• [Data entries]
╔══

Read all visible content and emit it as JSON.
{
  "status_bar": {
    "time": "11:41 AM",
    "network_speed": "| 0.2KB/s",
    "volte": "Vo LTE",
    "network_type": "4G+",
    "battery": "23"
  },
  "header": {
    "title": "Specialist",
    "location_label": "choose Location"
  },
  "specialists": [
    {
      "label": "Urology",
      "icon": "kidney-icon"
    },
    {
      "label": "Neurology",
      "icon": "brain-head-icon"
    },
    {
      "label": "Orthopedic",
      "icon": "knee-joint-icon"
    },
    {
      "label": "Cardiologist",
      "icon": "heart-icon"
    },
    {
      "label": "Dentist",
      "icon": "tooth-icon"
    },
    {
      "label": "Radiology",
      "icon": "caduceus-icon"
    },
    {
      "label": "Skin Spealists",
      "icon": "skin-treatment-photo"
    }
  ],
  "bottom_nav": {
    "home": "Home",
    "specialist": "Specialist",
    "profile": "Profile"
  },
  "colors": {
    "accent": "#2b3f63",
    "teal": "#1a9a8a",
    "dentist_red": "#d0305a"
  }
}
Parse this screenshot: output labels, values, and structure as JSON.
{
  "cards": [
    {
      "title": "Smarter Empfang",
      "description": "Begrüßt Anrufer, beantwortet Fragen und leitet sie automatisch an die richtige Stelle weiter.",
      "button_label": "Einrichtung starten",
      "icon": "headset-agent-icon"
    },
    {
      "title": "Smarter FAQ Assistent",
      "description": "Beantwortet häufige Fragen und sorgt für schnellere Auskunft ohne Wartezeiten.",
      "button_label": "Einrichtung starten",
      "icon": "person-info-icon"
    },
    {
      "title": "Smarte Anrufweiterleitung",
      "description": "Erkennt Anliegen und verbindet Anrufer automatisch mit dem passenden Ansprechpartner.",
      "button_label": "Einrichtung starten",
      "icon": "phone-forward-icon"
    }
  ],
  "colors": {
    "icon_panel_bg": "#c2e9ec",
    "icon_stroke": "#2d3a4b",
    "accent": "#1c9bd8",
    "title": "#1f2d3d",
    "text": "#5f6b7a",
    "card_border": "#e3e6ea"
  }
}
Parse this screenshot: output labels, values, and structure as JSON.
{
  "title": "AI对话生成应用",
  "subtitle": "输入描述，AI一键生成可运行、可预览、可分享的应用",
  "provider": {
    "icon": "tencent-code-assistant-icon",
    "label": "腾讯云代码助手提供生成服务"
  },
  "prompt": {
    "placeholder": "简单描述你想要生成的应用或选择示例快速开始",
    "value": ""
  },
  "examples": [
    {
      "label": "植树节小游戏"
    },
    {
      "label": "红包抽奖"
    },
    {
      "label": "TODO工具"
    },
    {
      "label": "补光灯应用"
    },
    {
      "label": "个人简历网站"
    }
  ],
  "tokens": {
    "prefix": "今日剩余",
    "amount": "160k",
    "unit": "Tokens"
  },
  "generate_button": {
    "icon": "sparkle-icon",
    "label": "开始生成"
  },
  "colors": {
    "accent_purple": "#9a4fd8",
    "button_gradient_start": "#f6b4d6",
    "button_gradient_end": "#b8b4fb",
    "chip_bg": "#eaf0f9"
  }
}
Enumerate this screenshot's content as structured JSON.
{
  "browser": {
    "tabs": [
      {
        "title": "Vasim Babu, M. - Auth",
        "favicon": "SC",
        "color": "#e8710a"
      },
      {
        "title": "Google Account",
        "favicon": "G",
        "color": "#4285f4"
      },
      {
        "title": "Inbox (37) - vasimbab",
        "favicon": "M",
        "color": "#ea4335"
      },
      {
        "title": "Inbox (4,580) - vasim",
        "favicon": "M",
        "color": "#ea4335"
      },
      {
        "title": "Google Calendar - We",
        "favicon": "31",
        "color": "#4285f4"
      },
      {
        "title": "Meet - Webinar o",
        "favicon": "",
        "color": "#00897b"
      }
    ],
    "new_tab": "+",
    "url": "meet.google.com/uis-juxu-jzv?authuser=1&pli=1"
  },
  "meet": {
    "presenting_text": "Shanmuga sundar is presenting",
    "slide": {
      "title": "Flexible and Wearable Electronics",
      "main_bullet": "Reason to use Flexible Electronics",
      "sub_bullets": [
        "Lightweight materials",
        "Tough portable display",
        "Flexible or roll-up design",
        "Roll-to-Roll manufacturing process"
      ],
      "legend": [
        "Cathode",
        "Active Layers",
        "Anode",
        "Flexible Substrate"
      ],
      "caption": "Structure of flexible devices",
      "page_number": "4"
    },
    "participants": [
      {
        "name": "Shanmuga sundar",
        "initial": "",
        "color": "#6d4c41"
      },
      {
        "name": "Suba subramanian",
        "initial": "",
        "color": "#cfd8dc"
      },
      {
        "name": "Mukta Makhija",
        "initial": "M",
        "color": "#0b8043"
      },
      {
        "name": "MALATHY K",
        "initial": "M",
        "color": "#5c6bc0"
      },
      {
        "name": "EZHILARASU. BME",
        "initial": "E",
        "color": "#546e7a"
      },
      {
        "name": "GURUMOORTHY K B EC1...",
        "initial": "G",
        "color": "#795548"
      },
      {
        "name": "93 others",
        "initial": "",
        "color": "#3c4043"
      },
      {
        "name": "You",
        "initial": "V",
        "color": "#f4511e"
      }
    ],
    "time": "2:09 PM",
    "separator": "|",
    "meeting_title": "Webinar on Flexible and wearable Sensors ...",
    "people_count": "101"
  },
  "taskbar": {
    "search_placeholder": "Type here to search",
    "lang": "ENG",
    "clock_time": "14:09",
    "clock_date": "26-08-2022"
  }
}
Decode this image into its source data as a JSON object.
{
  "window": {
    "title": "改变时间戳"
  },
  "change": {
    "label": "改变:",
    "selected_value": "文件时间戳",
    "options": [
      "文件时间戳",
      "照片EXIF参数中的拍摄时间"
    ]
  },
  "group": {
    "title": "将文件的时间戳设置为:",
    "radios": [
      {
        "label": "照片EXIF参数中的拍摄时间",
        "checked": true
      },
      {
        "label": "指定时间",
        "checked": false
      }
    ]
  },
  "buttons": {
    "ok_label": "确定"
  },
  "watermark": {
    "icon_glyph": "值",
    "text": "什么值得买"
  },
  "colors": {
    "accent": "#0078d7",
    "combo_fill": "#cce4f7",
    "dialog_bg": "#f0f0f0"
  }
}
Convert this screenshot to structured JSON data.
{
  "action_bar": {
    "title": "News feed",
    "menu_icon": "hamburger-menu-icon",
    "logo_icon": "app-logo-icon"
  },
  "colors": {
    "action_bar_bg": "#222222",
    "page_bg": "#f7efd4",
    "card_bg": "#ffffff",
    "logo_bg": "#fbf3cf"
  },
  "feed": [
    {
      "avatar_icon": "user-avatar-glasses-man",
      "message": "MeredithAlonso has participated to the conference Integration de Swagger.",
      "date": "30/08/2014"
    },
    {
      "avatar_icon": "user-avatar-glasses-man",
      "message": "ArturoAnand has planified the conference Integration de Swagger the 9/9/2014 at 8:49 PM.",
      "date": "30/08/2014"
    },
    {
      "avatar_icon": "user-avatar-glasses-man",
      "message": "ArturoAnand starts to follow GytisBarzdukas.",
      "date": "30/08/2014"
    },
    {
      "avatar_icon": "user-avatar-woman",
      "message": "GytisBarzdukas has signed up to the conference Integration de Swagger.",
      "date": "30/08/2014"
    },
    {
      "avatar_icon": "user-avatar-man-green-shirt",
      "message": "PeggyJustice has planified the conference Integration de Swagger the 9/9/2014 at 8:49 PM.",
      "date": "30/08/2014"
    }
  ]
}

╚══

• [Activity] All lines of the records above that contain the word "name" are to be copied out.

• [The completed task]
        "name": "Shanmuga sundar",
        "name": "Suba subramanian",
        "name": "Mukta Makhija",
        "name": "MALATHY K",
        "name": "EZHILARASU. BME",
        "name": "GURUMOORTHY K B EC1...",
        "name": "93 others",
        "name": "You",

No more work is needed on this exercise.